Exercise goal:
Each line of the data below holding the word "Контент" must be copied.

*** Opening of Excerpted data ***

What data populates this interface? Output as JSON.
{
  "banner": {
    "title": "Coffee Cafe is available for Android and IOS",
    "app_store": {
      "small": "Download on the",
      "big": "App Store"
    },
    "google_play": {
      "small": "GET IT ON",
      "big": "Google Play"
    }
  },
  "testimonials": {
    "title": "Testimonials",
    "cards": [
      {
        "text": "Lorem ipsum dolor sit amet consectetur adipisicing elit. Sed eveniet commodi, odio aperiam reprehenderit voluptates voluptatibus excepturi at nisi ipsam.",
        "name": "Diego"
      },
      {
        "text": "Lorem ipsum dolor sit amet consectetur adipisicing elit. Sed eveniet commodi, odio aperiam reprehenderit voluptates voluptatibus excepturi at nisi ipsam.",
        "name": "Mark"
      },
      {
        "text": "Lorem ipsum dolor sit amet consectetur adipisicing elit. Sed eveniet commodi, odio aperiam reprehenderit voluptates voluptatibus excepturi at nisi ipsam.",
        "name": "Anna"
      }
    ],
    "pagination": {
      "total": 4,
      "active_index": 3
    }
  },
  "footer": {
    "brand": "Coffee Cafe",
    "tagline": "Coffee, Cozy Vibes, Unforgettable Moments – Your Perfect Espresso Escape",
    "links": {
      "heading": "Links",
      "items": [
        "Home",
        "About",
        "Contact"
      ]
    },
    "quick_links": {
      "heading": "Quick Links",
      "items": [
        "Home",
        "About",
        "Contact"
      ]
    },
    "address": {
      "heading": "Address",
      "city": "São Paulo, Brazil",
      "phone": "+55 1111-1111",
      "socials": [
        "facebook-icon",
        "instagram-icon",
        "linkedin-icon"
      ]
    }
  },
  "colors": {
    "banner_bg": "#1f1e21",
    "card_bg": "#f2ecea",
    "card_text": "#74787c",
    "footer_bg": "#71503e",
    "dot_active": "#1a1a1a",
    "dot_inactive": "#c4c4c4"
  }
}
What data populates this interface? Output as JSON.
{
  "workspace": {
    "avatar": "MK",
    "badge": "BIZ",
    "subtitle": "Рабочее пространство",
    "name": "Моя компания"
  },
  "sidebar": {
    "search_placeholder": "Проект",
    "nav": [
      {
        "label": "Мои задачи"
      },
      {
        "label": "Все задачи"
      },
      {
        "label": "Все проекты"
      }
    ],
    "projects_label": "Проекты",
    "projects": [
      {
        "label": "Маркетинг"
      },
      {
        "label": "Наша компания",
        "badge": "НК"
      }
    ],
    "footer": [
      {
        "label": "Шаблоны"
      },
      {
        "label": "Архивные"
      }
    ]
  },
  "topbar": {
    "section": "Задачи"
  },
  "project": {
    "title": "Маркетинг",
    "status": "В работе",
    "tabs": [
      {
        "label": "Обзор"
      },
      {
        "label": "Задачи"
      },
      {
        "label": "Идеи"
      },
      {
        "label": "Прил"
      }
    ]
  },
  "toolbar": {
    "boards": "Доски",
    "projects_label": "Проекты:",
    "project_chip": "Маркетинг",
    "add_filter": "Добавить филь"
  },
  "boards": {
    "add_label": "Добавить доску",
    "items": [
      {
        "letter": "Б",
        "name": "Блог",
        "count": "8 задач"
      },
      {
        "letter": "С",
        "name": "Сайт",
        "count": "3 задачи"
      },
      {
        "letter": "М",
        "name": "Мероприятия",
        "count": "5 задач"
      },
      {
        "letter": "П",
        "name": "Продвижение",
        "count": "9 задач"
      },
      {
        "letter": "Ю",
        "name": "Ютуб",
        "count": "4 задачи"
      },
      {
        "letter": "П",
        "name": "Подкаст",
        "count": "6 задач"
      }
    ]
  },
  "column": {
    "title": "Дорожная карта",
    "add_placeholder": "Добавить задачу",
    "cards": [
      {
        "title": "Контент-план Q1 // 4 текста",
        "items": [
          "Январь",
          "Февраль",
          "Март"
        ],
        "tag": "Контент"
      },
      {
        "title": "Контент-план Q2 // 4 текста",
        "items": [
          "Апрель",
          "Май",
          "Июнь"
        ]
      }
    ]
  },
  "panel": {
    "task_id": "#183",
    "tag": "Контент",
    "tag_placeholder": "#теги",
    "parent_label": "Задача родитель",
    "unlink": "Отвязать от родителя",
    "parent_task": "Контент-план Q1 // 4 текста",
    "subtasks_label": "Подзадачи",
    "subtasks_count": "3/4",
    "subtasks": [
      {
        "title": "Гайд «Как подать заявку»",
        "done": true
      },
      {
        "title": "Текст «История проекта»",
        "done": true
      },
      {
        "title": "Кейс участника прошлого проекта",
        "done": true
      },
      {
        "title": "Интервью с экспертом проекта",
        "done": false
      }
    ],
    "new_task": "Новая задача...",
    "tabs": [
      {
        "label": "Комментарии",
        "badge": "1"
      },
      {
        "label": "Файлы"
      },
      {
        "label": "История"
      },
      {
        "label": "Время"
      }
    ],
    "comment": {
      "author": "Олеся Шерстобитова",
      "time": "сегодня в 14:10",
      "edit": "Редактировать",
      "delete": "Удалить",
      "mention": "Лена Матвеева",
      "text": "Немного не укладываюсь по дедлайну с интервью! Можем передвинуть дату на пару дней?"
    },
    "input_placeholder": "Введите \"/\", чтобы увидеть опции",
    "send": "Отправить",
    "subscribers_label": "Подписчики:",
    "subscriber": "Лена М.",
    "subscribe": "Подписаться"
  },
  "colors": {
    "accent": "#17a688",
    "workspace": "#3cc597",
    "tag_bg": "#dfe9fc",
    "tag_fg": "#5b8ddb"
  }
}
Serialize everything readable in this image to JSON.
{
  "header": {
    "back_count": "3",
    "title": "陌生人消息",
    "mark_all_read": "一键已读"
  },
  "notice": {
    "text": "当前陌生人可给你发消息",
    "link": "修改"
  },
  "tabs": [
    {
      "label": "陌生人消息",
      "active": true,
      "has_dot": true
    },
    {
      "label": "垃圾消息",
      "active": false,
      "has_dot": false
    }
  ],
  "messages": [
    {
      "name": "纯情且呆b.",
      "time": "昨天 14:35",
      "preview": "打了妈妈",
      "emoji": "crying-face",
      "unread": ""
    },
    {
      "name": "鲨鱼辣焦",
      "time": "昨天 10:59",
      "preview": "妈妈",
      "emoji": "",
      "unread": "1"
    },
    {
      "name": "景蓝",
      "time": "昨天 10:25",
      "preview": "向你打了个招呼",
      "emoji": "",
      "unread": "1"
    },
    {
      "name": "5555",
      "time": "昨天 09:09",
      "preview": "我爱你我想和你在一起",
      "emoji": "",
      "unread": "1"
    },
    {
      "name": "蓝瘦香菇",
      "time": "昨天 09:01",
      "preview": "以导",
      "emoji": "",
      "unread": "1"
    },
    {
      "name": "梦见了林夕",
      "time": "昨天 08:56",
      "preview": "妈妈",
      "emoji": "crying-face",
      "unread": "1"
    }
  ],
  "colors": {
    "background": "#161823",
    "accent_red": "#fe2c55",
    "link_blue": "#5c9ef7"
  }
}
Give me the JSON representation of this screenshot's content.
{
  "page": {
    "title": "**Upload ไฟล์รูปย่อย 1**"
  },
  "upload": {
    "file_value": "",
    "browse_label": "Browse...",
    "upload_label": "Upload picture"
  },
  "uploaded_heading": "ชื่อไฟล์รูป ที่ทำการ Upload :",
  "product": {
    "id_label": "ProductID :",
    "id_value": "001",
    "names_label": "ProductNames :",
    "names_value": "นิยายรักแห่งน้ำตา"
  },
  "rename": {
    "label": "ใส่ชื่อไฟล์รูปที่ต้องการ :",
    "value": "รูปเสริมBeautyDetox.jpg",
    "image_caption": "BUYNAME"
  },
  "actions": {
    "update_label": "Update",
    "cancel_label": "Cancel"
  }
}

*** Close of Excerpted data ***

Response to this task:
        "title": "Контент-план Q1 // 4 текста",
        "tag": "Контент"
        "title": "Контент-план Q2 // 4 текста",
    "tag": "Контент",
    "parent_task": "Контент-план Q1 // 4 текста",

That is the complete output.